“Since last Tuesday, the bombing of eastern Aleppo has not stopped. Over the past days, reports indicate that hundreds of civilians have been killed, injured or otherwise affected by the relentless attacks on eastern Aleppo. Entire families were reported to have been buried under rubble in the al-Sokkari district as first responders searched for survivors. Fires raged from incendiaries and household gas breaches in residential buildings following the attacks, which stretched throughout eastern Aleppo. Deaths were reported in at least 10 neighbourhoods. As of yesterday, there are barely any functional hospitals left in eastern Aleppo able to treat those who have escaped death, as all the hospitals are being bombed into oblivion.
“Shame on us all for not acting to stop the annihilation of eastern Aleppo and its people and much of the rest of Syria too…
“Humanitarian conditions in eastern Aleppo have gone from terrible to terrifying and now barely survivable by human beings. On 13 November, the last of the available WFP food rations were distributed. Prepositioned before UN access was cut off in July, rations were drawn out as long as possible but now they are gone. Only a handful of rations from local NGOs remain, food in markets is scarce, and prices have sky-rocketed. Fuel and gas to cook food is reportedly unavailable in most neighbourhoods. This is resulting in negative coping strategies, reducing meals and restricting diets to feed children.”
Besiegement and bombing of east Aleppo is deepening a desperate health crisis
In this statement, dated 11 November, MSF´s Middle East Operational Manager, Pablo Marcos writes:
A human tragedy is unfolding while the world watches and does nothing. Months of siege and the indiscriminate bombing by the Syrian government and its allies have left the population of east Aleppo in desperate straits and its health system in tatters.
There is no way out for the 250,000 people there. Meanwhile, food and medical supplies cannot get in. MSF has been providing medical supplies, drugs and lifesaving surgical kits to eight hospitals in east Aleppo since 2014, sending in trucks every three months. Our teams last succeeded in getting some items through in August, during a brief period when the siege was broken by the opposition.
In the meantime, all eight hospitals have been bombed, one up to six times. Altogether they have been hit 27 times, forcing all work to halt on occasion. Staff are doing all they can to keep going.
But they are overwhelmed: no more than 32 doctors are thought to be left.
These medics work around the clock to help. In the recent period of intense airstrikes, between 22 September and 19 October, more than 2,100 people were wounded, including 436 children. Patients die because there are not enough operating theatres and doctors.
Often the wounded are unable to reach a hospital in time. At least six ambulances have been targeted, some destroyed. Spare parts don’t get through. Medical supplies, fuel for generators, drinking water and almost every other essential are running low.
The medical consequences of living in this environment are deeply shocking.

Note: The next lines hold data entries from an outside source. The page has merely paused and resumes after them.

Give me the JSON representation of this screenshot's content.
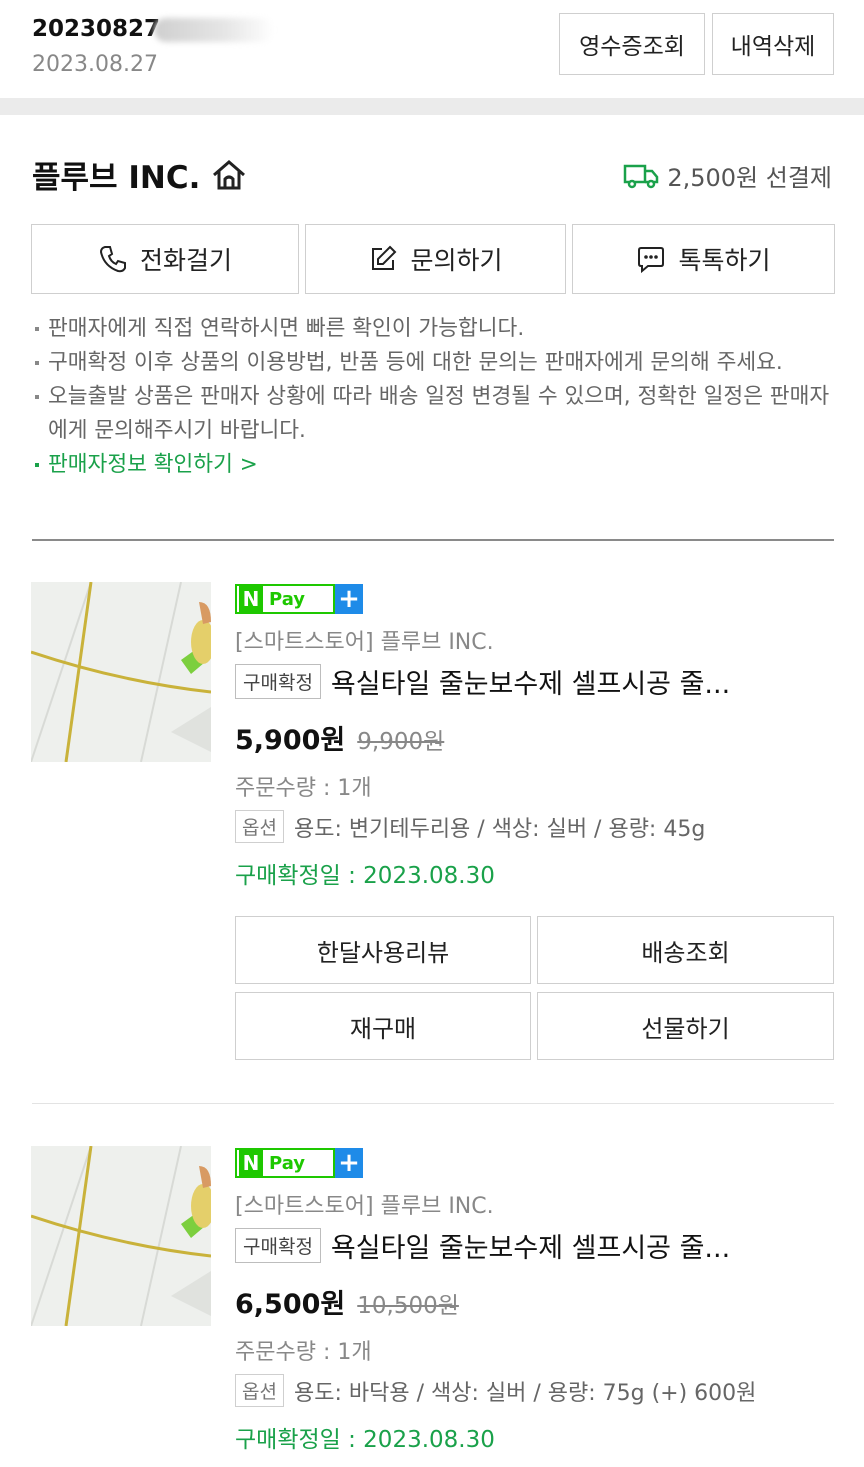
{
  "order": {
    "number": "20230827",
    "date": "2023.08.27"
  },
  "header_buttons": {
    "receipt": "영수증조회",
    "delete": "내역삭제"
  },
  "store": {
    "name": "플루브 INC.",
    "shipping": "2,500원 선결제"
  },
  "contact_buttons": {
    "call": "전화걸기",
    "inquiry": "문의하기",
    "talk": "톡톡하기"
  },
  "notes": [
    "판매자에게 직접 연락하시면 빠른 확인이 가능합니다.",
    "구매확정 이후 상품의 이용방법, 반품 등에 대한 문의는 판매자에게 문의해 주세요.",
    "오늘출발 상품은 판매자 상황에 따라 배송 일정 변경될 수 있으며, 정확한 일정은 판매자에게 문의해주시기 바랍니다."
  ],
  "seller_info_link": "판매자정보 확인하기 >",
  "npay_text": "Pay",
  "items": [
    {
      "store": "[스마트스토어] 플루브 INC.",
      "badge": "구매확정",
      "title": "욕실타일 줄눈보수제 셀프시공 줄...",
      "price": "5,900원",
      "orig_price": "9,900원",
      "qty": "주문수량 : 1개",
      "opt_label": "옵션",
      "option": "용도: 변기테두리용 / 색상: 실버 / 용량: 45g",
      "confirm_date": "구매확정일 : 2023.08.30",
      "buttons": [
        "한달사용리뷰",
        "배송조회",
        "재구매",
        "선물하기"
      ]
    },
    {
      "store": "[스마트스토어] 플루브 INC.",
      "badge": "구매확정",
      "title": "욕실타일 줄눈보수제 셀프시공 줄...",
      "price": "6,500원",
      "orig_price": "10,500원",
      "qty": "주문수량 : 1개",
      "opt_label": "옵션",
      "option": "용도: 바닥용 / 색상: 실버 / 용량: 75g (+) 600원",
      "confirm_date": "구매확정일 : 2023.08.30"
    }
  ],
  "colors": {
    "green": "#1aa14a",
    "npay_green": "#1ec800",
    "npay_blue": "#1e8be8"
  }
}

The doctors we support are concerned about a potential increase in malnutrition in young children and in water-borne diseases. Some mothers are too weak to breastfeed, and a lack of formula milk and other basics is leading to preventable deaths. Routine vaccinations are suspended. All this is a big threat to the most vulnerable, including children, pregnant women and patients with chronic diseases.
What is needed is an end to all indiscriminate airstrikes on civilian areas, respect for medical facilities and patients, and an end to the crippling siege.
The seriously injured or ill must be evacuated to safe areas for treatment. Medical supplies and humanitarian aid must be allowed in, and respite given to a city falling apart day by day, hour by hour and minute by minute.